Without question, Ektomorf's last two albums, BLACK FLAG and THE ACOUSTIC, are the one-two punch of disappointment that makes me really hate when bands forget what made them good in the first place. To be clear, I'm well aware that this is a band that's never been big and never will be, but every decade I tend to latch onto a few bands that never make it big but just kick my ass each and every time out. Bands like Skinlab and Stuck Mojo have filled that void previously for me, and up until recently, Ektomorf was one of those acts. They were my favorite Soulfly sounding band that filled the rare void between Cavalera albums. THE ACOUSTIC was a disastrous mistake in my opinion, as Ektomorf is just one of those bands that you don't want to hear play acoustically. Back to being heavy with BLACK FLAG, it's apparent there weren't a lot of fresh ideas this time around.
MACHINE FUCKING HEAD LIVE
Machine Head is one of the most intense live metal acts out there today. To me, they have filled the void that was vacated by Pantera's demise and the softening of Metallica as a live act. While this band is the single most plagued band on the planet healthwise, when they do hit the stage they are as intense an experience as you can ever witness. Additionally, they have a catalog that has a lot of brilliance in it, and for the most part they pull primarily from the better stuff when they take to the live stage.
30 YEARS OF HEL

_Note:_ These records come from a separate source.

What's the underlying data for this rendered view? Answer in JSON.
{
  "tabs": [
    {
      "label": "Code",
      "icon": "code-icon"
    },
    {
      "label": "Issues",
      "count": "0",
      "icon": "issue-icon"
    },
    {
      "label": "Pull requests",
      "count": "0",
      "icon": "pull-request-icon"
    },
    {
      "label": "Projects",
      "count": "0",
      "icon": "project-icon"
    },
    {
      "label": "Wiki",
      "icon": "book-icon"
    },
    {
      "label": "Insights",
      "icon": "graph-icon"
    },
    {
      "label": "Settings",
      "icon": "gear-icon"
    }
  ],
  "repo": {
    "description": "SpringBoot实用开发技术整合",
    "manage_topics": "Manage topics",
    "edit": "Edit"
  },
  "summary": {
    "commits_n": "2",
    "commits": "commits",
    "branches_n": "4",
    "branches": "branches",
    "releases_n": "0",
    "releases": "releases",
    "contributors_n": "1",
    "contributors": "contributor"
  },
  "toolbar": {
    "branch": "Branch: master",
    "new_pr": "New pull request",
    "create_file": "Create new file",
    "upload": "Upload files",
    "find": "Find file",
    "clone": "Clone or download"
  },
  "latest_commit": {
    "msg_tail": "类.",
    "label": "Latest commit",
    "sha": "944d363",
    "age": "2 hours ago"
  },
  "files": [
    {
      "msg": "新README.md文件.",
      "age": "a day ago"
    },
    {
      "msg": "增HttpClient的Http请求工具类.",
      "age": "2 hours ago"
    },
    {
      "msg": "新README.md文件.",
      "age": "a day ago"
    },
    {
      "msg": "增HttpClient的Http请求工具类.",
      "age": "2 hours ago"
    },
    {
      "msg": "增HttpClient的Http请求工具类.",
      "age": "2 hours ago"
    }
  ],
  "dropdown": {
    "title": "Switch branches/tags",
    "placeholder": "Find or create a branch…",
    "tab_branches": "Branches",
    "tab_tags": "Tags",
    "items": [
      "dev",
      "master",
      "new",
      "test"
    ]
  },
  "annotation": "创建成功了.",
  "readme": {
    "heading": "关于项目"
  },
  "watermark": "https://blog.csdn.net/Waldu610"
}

After 30 years, you could safely assume that a band still existing but having never had mega-success might just be a tired shell of their former selves. We've all seen these second tier bands reunite and embarrass themselves from time to time because it becomes more about hanging with their buds than it does to being serious about their music and their craft. After 30 years though, it's clear that Helstar might actually have more direction and aggression than they ever exhibited before. Led by diminutive vocalist James Rivera, the ferocity of Helstar is definitely far greater now than it was at any time in their long career. With the release of their new live collection 30 YEARS OF HEL, Rivera and company have proved that they were not only a great band back in the day, but still continue to bring it as strong as any thrasher band out there today.
DARK ROOTS OF EARTH
Without question, Testament is one of my favorite bands of all time. In my mind, they really are yet to do a bad album, even in the wake of health scares, hiatuses and a seemingly endless see of lineup changes. While they have missed the mark on occasion (ELECTRIC CROWN, DEMONIC), their bad albums are still a quality listen! As for their great ones, well they are as good or better than anything in the history of Thrash Metal. A few years ago, they stormed back onto the metal scene with the brilliant release THE FORMATION OF DAMNATION, and for that reason alone, expectations were sky high for this new disc. For the most part, they deliver once again...although without the immediate punch that past records have featured from the opening seconds of a listen.
A GIRL CALLED CERVEZA
As a thrash fan, I always try to give all these bands the benefit of the doubt. Tankard is one of those bands that has just never done enough to grab me though. I don't know why. I don't know if it's the silly imagery, or the fact that they really don't write much more than silly, frat boy thrashers or what, but for whatever reason, this band has never caught fire with me.
A GIRL CALLED CERVEZA doesn't change that one iota. Listening to this release does pretty much what every Tankard release does to me - it forces me to think about a lot of better bands of the same genre and wish that I was listening to them instead of Tankard. Songs like "Witch Hunt" are a prime example. Technically, all the elements of a good thrasher are there, but the riffs just sound tired, as do the vocals of Andreas Geremia. For me, Geremia is a big part of the problem. His mish mosh vocals just don't have the fire of a Blitz Ellsworth, Tom Araya or even a Rob Dukes for that matter. They just lay there over song after song, which makes a full trip through A GIRL CALLED CERVEZA a struggle of epic proportion.